*Names in bold indicate Presenter
We first analyzed student achievement data to estimate value added models in order to identify schools that were effective at improving student achievement in core subject areas for students in traditionally low performing subgroups while also reducing dropout rates. We then employed a combination of interviews, surveys, and observations to uncover what the effective schools in our partner districts were doing that contributed to their success and distinguished them from less effective schools in the same district. Over the course of a school year, we visited each of eight schools (4 high value added and 4 low value added) for a week in the fall, winter, and spring. Across these three visits we interviewed school administrators, counselors, and other support personnel, interviewed and observed the instructional practices of 16 core subject teachers for at least four class periods, conducted focus groups with non-core subject teachers, student activity leaders, and students; observed faculty and leadership meetings; and shadowed individual students as they moved from class to class throughout the schools day. Interview data were coded to understand how the schools enacted what the research literature suggests are essential components of effective schools, including: quality instruction, a rigorous curriculum, a culture of learning and professional behavior, connections to external communities, systemic use of data, systemic performance accountability, and learner-centered leadership. Observations of classroom instruction were coded using the CLASS-S rubric, which focuses on the level of emotional support, organizational support, and instructional support in classrooms. Analyses conducted based on data collected in the first of our partner districts in 2010-2011 suggest that a distinguishing characteristic between high and low value added schools was the degree to which the school was organized around personalizing students’ academic and social learning experiences. Data collection in our second partner district will be completed this spring and analyses will be completed in time for presentation at the conference.
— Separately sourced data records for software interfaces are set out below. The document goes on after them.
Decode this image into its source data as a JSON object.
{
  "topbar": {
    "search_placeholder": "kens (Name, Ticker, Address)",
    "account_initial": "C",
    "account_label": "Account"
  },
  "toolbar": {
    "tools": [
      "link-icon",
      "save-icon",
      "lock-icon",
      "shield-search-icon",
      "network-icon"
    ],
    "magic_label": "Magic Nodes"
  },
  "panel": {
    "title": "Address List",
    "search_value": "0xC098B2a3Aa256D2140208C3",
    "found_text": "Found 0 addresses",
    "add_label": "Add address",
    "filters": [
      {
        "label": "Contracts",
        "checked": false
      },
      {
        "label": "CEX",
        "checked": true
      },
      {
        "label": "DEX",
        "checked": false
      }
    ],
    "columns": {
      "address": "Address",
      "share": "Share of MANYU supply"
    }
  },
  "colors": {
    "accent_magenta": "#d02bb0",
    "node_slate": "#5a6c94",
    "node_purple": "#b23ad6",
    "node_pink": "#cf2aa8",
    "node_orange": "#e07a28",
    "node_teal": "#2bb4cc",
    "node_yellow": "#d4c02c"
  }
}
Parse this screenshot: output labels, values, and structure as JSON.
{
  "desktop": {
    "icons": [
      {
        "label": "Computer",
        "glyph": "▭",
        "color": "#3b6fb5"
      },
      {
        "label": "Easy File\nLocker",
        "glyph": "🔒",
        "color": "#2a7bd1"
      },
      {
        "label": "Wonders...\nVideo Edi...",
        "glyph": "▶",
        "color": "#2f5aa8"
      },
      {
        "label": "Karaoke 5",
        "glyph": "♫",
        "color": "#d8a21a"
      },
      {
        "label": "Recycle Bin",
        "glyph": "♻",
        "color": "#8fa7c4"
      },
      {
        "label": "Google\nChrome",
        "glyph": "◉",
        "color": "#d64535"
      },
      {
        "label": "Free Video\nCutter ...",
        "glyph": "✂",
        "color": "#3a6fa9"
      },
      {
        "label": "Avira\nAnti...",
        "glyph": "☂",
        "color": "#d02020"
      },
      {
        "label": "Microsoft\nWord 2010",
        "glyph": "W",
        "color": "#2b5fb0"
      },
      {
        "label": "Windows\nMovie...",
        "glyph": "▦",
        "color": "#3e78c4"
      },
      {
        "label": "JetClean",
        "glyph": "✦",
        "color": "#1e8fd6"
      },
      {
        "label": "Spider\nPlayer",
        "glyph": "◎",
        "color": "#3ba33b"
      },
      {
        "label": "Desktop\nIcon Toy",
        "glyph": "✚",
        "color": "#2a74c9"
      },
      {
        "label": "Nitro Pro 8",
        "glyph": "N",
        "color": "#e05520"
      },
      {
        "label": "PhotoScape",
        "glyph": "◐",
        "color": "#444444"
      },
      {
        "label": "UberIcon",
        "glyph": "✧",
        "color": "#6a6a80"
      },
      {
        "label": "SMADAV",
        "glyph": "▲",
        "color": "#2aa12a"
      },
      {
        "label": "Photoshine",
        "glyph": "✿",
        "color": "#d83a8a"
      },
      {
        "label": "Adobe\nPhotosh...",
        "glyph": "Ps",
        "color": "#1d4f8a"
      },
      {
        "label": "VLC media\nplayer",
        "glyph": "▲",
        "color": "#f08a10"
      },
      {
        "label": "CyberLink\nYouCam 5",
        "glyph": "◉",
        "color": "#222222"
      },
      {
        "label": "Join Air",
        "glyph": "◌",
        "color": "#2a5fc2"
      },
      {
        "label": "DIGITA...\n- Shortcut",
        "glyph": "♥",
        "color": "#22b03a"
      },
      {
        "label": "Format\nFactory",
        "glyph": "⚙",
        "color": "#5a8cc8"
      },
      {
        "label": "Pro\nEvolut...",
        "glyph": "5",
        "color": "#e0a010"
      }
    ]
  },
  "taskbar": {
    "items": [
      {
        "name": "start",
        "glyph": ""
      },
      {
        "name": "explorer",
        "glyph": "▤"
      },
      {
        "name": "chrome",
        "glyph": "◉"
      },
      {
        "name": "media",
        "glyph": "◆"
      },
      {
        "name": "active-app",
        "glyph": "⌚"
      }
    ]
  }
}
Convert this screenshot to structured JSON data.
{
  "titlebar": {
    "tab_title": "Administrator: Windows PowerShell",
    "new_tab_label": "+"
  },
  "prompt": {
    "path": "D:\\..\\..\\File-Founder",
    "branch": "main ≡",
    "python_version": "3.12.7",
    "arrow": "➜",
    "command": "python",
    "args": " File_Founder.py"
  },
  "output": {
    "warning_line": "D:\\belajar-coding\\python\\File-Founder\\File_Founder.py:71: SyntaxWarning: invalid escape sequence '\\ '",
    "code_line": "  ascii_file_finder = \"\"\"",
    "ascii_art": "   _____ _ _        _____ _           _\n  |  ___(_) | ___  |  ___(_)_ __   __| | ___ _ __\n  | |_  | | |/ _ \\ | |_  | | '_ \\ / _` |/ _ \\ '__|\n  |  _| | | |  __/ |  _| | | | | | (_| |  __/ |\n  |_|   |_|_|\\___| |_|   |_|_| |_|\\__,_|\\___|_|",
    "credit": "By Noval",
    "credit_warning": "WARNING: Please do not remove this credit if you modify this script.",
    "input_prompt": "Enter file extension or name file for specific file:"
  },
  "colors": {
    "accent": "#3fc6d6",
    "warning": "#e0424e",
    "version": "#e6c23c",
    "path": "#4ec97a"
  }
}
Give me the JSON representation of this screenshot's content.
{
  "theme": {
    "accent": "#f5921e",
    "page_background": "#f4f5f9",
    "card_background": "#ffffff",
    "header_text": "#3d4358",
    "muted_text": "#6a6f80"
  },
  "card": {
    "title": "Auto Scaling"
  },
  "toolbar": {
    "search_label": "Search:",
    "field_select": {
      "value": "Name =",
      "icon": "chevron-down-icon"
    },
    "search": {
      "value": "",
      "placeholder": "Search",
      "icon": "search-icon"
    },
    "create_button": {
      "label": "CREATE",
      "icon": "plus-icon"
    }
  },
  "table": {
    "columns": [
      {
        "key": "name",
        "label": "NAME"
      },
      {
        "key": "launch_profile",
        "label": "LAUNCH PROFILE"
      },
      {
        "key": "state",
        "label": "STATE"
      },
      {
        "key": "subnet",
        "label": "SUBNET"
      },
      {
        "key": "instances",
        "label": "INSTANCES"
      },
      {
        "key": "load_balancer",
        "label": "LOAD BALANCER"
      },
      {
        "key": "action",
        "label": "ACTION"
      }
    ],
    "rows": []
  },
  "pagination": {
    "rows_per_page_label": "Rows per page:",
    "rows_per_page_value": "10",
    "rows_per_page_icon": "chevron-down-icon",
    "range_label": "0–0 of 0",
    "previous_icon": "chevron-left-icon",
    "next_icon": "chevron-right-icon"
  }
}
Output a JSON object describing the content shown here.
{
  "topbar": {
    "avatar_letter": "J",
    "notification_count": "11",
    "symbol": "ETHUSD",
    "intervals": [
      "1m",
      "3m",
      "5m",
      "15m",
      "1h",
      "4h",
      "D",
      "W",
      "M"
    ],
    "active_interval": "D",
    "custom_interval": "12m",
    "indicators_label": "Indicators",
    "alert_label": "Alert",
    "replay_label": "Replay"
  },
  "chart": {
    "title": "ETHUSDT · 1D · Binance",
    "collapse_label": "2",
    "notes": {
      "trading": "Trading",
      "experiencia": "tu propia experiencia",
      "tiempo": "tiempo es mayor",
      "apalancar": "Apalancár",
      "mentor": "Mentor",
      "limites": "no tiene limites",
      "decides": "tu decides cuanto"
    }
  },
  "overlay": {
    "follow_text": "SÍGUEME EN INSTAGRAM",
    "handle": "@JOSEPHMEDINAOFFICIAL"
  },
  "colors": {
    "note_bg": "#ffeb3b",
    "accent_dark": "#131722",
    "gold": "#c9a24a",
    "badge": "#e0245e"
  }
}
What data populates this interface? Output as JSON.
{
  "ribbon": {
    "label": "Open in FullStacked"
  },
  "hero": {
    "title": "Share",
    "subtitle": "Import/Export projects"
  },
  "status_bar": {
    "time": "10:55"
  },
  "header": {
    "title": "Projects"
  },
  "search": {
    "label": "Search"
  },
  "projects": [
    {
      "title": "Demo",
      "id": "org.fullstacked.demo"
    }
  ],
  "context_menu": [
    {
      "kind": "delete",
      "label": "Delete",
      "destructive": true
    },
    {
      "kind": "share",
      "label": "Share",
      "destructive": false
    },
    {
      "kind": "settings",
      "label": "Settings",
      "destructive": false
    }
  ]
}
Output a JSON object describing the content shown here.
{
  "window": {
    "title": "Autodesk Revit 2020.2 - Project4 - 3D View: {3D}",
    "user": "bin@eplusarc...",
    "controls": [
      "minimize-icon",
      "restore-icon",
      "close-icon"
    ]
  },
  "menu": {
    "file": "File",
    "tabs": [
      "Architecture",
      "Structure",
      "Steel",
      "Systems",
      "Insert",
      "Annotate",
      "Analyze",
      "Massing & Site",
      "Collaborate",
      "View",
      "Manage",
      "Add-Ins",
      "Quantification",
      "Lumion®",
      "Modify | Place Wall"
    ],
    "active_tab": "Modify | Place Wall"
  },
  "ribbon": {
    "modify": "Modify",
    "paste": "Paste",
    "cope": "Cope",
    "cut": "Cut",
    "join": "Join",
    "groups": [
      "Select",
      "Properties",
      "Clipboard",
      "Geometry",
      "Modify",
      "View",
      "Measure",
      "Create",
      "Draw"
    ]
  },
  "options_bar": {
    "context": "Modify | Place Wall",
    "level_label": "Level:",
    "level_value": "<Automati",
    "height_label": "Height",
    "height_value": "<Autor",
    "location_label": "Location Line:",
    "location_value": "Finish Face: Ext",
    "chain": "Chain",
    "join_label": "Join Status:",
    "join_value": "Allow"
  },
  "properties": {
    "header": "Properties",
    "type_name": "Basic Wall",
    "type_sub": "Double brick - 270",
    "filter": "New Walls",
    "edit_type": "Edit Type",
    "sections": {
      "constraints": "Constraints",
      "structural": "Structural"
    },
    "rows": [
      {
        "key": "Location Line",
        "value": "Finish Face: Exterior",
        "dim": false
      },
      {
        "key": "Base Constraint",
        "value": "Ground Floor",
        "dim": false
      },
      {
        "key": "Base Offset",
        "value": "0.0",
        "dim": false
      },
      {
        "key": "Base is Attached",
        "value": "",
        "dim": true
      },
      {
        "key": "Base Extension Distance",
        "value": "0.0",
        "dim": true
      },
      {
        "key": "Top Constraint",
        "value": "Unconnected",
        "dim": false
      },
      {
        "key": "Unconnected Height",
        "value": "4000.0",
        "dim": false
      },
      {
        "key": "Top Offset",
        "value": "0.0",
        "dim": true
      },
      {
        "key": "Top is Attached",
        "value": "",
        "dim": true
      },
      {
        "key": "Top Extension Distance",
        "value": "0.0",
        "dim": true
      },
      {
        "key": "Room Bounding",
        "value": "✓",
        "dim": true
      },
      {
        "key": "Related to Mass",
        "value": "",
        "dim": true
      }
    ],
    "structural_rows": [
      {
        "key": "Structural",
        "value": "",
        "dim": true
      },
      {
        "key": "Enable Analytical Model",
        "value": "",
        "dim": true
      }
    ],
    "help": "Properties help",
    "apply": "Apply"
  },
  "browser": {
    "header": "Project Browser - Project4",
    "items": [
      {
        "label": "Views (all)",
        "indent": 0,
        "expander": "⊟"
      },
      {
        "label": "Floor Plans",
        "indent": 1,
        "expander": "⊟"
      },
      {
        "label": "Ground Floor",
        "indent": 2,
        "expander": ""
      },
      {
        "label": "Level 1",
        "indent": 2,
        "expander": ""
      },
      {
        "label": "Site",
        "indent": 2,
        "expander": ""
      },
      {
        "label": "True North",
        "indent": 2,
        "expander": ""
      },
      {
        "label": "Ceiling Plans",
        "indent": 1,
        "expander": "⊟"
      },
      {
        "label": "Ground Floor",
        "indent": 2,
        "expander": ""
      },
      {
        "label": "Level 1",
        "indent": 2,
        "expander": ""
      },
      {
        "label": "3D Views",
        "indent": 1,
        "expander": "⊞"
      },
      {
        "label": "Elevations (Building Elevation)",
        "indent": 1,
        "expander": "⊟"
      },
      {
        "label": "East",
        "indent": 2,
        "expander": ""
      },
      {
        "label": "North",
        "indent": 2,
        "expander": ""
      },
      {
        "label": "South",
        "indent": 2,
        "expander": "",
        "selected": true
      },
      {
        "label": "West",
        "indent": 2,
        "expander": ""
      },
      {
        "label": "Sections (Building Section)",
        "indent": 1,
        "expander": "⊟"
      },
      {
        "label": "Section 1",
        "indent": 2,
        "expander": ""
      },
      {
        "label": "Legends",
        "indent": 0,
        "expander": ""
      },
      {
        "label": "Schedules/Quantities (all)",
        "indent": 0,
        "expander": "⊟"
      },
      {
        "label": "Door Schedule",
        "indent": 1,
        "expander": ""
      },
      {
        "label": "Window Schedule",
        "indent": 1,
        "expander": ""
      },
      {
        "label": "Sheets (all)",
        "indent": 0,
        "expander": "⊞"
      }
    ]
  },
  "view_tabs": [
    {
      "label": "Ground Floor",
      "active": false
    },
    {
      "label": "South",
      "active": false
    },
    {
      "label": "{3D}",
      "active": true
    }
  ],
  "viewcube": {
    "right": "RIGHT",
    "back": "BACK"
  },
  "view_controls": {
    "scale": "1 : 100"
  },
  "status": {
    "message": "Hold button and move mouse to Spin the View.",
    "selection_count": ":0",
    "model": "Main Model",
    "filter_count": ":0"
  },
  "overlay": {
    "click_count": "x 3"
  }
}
These distinguishing characteristics will then form the basis of a “design challenge”, where district leaders, school leaders and teachers from both the studied high value schools as well as school targeted for intervention will collaborate on the design and implementation of a process to support the sharing and implementation of the distinguishing in three intervention schools in each district. Both quantitative and qualitative methods will be used to both provide formative feedback to the district design team as it fine tunes the intervention design, as well as data to assess the impact of the intervention designs and scale up processes. Our goal is to develop, implement, and test new processes that other districts can use to scale up effective practices within the context of their own goals and context.